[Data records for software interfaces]

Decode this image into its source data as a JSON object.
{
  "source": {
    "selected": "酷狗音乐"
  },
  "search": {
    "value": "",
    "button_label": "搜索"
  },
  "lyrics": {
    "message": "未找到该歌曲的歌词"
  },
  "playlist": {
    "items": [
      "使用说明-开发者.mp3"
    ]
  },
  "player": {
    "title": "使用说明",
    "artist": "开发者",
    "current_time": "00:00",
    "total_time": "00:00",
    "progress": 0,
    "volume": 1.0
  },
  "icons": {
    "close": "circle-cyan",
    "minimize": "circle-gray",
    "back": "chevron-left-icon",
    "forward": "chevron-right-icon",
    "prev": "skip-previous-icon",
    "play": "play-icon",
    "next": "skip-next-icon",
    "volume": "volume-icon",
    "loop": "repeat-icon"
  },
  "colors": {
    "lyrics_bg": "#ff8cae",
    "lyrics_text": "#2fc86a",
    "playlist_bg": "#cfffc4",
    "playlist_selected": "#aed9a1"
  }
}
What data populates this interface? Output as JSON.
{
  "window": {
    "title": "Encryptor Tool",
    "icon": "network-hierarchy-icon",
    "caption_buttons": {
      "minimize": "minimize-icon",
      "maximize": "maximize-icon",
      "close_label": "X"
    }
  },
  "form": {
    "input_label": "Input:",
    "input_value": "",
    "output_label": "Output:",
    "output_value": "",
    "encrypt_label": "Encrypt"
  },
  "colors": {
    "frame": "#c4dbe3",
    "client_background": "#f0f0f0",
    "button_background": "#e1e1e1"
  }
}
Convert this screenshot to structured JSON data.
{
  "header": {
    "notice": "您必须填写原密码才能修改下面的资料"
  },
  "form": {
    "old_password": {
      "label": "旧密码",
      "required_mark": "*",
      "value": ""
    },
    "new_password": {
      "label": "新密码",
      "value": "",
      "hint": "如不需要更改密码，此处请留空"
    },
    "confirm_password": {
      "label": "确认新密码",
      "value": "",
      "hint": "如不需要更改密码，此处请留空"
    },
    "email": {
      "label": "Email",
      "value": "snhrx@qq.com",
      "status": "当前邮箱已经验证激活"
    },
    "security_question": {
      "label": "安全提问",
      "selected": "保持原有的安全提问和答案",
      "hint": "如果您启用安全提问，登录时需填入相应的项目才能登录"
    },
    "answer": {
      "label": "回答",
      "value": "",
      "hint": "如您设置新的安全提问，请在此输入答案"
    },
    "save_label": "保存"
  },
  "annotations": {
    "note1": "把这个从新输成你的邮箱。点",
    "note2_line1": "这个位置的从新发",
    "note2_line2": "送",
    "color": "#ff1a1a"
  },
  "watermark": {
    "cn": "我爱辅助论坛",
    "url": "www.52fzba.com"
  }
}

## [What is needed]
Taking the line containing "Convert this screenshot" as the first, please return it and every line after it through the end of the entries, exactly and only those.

## [Reply to the exercise]
Convert this screenshot to structured JSON data.
{
  "header": {
    "notice": "您必须填写原密码才能修改下面的资料"
  },
  "form": {
    "old_password": {
      "label": "旧密码",
      "required_mark": "*",
      "value": ""
    },
    "new_password": {
      "label": "新密码",
      "value": "",
      "hint": "如不需要更改密码，此处请留空"
    },
    "confirm_password": {
      "label": "确认新密码",
      "value": "",
      "hint": "如不需要更改密码，此处请留空"
    },
    "email": {
      "label": "Email",
      "value": "snhrx@qq.com",
      "status": "当前邮箱已经验证激活"
    },
    "security_question": {
      "label": "安全提问",
      "selected": "保持原有的安全提问和答案",
      "hint": "如果您启用安全提问，登录时需填入相应的项目才能登录"
    },
    "answer": {
      "label": "回答",
      "value": "",
      "hint": "如您设置新的安全提问，请在此输入答案"
    },
    "save_label": "保存"
  },
  "annotations": {
    "note1": "把这个从新输成你的邮箱。点",
    "note2_line1": "这个位置的从新发",
    "note2_line2": "送",
    "color": "#ff1a1a"
  },
  "watermark": {
    "cn": "我爱辅助论坛",
    "url": "www.52fzba.com"
  }
}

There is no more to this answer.